Great Russian illustrations of movies. I like the Star Wars one and The Terminator.
Alright Star Wars nerds, here's the moment you've all been waiting for...the original as-shown-in-the-theater versions of Star Wars, Empire, and Jedi are being released on DVD, at long last. Han shoots first!
Quiz: Web 2.0 company or Star Wars character? Web 2.0 increasingly reminds me of the web circa 1999. I hope it hurts less this time.
A list of films that have the most Star Wars actors in a non-Star Wars film. Flash Gordon and Labyrinth each have 17 Star Wars actors in them. (via cd)
How It Should Have Ended, alternate endings to some movies, including Star Wars, Seven, and Saving Private Ryan.
Aidan Wasley argues that taken collectively, the six Star Wars films form the greatest postmodern art film ever made. I've been waiting for someone to write this article; Lucas' art film background and interests have always been hinted at but never really examined in that much detail re: Star Wars.
How to make X-wing fighters (from Star Wars) out of Paris Metro tickets. I gotta try this...I've got about a zillion of these laying around because they make great bookmarks.
When I saw these Star Trek business cards the other day, I knew that Star Wars ones had to exist. Novelty business cards must have been a popular thing back in the day. Anyone up for making Matrix and LOTR cards?
Neal Stephenson on the larger lessons of Star Wars. "Nothing is more seductive than to think that we, like the Jedi, could be masters of the most advanced technologies while living simple lives: to have a geek standard of living and spend our copious leisure time vegging out."
If you're going to see Revenge of the Sith again, look for these easter eggs. Both the Millennium Falcon and George Lucas have cameo appearances.

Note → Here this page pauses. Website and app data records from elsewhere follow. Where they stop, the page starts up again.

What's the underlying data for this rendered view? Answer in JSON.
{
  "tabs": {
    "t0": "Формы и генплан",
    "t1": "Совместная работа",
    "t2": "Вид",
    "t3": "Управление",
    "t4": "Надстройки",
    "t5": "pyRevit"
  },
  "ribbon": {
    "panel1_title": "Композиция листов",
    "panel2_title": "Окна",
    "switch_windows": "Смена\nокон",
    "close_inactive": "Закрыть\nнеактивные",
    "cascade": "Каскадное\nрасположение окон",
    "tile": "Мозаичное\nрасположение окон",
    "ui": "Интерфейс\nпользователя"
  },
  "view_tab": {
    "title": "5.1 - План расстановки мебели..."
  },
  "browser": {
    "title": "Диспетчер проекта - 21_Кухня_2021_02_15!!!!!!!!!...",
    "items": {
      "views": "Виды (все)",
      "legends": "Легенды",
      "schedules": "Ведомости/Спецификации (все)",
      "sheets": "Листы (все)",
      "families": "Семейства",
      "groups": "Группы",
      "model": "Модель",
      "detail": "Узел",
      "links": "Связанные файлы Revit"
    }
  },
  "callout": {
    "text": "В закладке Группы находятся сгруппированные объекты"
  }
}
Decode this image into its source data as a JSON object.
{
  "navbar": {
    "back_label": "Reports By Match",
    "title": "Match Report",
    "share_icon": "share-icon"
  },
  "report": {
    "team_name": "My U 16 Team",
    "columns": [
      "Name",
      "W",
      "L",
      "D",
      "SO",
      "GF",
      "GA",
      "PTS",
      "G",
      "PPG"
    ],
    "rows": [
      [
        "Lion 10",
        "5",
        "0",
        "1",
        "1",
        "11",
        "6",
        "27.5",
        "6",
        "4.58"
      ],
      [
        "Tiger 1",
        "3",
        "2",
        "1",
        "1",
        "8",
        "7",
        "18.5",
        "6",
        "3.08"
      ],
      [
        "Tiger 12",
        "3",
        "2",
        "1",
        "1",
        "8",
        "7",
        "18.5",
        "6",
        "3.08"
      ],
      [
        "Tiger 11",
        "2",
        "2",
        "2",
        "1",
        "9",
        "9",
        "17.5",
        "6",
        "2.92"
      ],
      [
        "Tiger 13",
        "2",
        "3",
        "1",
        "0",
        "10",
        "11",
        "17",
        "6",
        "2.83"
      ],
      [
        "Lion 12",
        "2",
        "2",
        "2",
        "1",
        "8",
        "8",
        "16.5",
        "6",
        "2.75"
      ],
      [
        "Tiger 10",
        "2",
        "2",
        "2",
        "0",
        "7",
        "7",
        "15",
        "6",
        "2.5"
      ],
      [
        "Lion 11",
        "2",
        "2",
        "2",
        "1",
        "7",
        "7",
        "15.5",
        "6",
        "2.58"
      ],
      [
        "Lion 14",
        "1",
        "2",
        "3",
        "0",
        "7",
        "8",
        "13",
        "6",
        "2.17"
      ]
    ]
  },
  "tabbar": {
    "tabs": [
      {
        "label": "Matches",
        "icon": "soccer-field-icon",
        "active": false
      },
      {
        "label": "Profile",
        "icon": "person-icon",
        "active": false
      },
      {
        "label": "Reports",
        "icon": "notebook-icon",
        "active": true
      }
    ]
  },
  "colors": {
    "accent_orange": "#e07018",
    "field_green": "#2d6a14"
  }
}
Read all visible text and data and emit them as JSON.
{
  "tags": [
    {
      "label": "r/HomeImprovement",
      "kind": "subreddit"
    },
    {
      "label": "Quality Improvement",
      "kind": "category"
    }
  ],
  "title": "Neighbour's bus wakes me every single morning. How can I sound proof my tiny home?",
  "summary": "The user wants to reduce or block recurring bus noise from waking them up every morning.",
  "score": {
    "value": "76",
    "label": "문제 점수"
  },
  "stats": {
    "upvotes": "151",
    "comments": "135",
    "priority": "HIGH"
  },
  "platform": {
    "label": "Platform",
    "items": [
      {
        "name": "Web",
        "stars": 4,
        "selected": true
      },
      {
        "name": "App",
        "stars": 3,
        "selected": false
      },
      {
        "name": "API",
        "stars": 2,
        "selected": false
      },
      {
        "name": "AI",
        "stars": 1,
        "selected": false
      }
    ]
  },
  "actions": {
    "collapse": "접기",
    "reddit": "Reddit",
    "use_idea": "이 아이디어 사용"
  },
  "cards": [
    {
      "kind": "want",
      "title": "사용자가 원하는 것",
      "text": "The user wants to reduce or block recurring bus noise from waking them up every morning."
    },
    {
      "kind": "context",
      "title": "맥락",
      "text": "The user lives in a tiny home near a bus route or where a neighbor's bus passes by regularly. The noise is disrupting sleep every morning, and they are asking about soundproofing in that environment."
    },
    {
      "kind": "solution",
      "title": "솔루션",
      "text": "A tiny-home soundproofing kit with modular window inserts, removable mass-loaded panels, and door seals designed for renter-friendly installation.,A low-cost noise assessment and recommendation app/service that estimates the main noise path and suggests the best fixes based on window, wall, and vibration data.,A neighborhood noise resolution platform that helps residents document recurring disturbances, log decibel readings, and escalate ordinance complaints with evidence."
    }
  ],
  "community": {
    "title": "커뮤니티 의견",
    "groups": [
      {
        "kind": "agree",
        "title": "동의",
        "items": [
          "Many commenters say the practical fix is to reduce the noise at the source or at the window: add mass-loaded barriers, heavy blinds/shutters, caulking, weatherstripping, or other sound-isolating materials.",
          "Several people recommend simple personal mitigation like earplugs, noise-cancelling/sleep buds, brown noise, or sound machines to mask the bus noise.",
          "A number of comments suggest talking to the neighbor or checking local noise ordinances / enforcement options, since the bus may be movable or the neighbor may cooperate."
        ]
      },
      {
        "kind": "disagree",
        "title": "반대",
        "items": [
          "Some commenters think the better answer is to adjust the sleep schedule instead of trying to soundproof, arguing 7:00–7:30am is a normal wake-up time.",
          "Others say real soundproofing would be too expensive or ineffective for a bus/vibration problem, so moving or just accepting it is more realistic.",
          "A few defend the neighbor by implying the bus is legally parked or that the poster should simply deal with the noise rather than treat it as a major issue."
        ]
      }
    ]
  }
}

Mr. Sun goes to Revenge of the Sith with his youngling. "Why didn't Obi-Wan finish off Anakin? That weakness of the mind cost millions of lives. Put down the coffee, Master Kenobi -- coffee is for closers."
The public choice economics of Star Wars: A Straussian reading. "The core point is that the Jedi are not to be trusted".
Anthony Lane slams Revenge of the Sith in the New Yorker this week. "The general opinion of 'Revenge of the Sith' seems to be that it marks a distinct improvement on the last two episodes, 'The Phantom Menace' and 'Attack of the Clones'. True, but only in the same way that dying from natural causes is preferable to crucifixion." Ouch.
Ads by The Deck
And more at Amazon.com
More listings on the Job Board
Hosting provided EngineHosting